When a person is unable to produce speech sounds correctly or fluently, or has problems with his or her voice, then he or she has a speech disorder. Difficulties pronouncing sounds, or articulation disorders, and stuttering are examples of speech disorders.
What is childhood apraxia of speech?
Childhood apraxia of speech (CAS) is a motor speech disorder. Children with CAS have problems saying sounds, syllables, and words. This is not because of muscle weakness or paralysis. The brain has problems planning to move the body parts (e.g., lips, jaw, tongue) needed for speech. The child knows what he or she wants to say, but his/her brain has difficulty coordinating the muscle movements necessary to say those words.
What are speech sound disorders?
Most children make some mistakes as they learn to say new words. A speech sound disorder occurs when mistakes continue past a certain age. Every sound has a different range of ages when the child should make the sound correctly. Speech sound disorders include problems with articulation(making sounds) and phonological processes(sound patterns).
What is dysarthria?
Dysarthria is a motor speech disorder. The muscles of the mouth, face, and respiratory system may become weak, move slowly, or not move at all after a stroke or other brain injury. The type and severity of dysarthria depend on which area of the nervous system is affected.
Some causes of dysarthria include stroke, head injury, cerebral palsy, and muscular dystrophy. Both children and adults can have dysarthria.
What is stuttering?
Stuttering affects the fluency of speech. It begins during childhood and, in some cases, lasts throughout life. The disorder is characterized by disruptions in the production of speech sounds, also called “dysfluencies.” Most people produce brief dysfluencies from time to time. For instance, some words are repeated and others are preceded by “um” or “uh.” Dysfluencies are not necessarily a problem; however, they can impede communication when a person produces too many of them.
In most cases, stuttering has an impact on at least some daily activities. The specific activities that a person finds challenging to perform vary across individuals. For some people, communication difficulties only happen during specific activities, for example, talking on the telephone or talking before large groups. For most others, however, communication difficulties occur across a number of activities at home, school, or work. Some people may limit their participation in certain activities. Such “participation restrictions” often occur because the person is concerned about how others might react to dysfluent speech. Other people may try to hide their dysfluent speech from others by rearranging the words in their sentence (circumlocution), pretending to forget what they wanted to say, or declining to speak. Other people may find that they are excluded from participating in certain activities because of stuttering. Clearly, the impact of stuttering on daily life can be affected by how the person and others react to the disorder.
What is a language-based learning disability?
Language-based learning disabilities are problems with age-appropriate reading, spelling, and/or writing. This disorder is not about how smart a person is. Most people diagnosed with learning disabilities have average to superior intelligence.
What are some signs or symptoms of a language-based learning disability?

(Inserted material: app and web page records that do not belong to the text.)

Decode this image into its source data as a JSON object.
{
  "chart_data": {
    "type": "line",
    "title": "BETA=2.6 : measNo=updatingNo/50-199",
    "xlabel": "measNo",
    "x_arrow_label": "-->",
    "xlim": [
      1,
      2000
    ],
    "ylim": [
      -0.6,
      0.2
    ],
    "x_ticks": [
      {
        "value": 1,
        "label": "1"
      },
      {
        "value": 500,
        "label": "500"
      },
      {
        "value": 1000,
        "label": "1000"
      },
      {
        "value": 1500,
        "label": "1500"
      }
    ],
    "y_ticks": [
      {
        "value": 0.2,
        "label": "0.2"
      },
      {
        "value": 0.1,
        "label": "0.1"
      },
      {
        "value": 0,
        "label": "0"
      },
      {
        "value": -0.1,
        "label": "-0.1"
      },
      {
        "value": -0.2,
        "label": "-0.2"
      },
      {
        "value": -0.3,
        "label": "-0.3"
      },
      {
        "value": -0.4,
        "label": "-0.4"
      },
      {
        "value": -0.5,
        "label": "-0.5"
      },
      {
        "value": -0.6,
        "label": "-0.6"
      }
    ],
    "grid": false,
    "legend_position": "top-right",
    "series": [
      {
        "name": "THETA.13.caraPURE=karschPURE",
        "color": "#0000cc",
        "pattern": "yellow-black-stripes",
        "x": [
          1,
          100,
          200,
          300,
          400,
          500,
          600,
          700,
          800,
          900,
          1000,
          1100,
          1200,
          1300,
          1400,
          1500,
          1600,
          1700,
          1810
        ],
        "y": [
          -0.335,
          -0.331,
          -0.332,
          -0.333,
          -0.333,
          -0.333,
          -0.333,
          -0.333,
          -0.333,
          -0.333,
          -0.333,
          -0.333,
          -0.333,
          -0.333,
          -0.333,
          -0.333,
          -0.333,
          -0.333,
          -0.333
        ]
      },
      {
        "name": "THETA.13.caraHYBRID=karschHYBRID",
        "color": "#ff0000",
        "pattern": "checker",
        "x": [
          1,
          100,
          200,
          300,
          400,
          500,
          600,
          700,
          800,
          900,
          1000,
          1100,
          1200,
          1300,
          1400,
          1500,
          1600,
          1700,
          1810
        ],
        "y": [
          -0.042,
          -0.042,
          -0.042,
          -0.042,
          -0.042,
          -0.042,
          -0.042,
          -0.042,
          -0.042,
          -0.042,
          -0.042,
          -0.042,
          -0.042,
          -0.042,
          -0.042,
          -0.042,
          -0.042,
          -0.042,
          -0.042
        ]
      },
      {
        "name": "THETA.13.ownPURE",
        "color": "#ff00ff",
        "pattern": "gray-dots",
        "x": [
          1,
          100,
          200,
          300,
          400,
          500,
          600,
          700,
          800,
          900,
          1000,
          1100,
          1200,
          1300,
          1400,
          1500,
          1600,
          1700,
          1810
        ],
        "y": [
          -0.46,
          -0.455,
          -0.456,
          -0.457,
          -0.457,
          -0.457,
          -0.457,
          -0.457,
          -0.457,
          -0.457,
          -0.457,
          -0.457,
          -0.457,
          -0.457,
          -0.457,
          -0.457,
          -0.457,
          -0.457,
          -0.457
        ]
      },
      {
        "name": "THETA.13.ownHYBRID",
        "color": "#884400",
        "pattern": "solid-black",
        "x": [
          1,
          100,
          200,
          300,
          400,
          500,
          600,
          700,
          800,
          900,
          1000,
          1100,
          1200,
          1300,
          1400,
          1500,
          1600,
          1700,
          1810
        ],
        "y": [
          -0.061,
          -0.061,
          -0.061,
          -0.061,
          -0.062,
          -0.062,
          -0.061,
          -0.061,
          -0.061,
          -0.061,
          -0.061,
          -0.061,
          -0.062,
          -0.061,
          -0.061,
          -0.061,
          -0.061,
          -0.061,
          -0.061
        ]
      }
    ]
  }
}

Dyslexia has been used to refer to the specific learning problem of reading. The term language-based learning disability, or just learning disabilities, is better because of the relationship between spoken and written language. Many children with reading problems have spoken language problems.
The child with dyslexia has trouble almost exclusively with the written (or printed) word. The child who has dyslexia as part of a larger language learning disability has trouble with both the spoken and the written word. These problems may include difficulty with the following:
What are preschool language disorders?
Preschool children (3 to 5 years old) with language disorders may have trouble understanding and talking.
What are some signs or symptoms of preschool language disorders?
Some children have problems with understanding, also called receptive language. They may have trouble:
Some children have problems talking, also called expressive language. They may have trouble:
Many children have problems with both understanding and talking.
Some children also have trouble with early reading and writing, such as: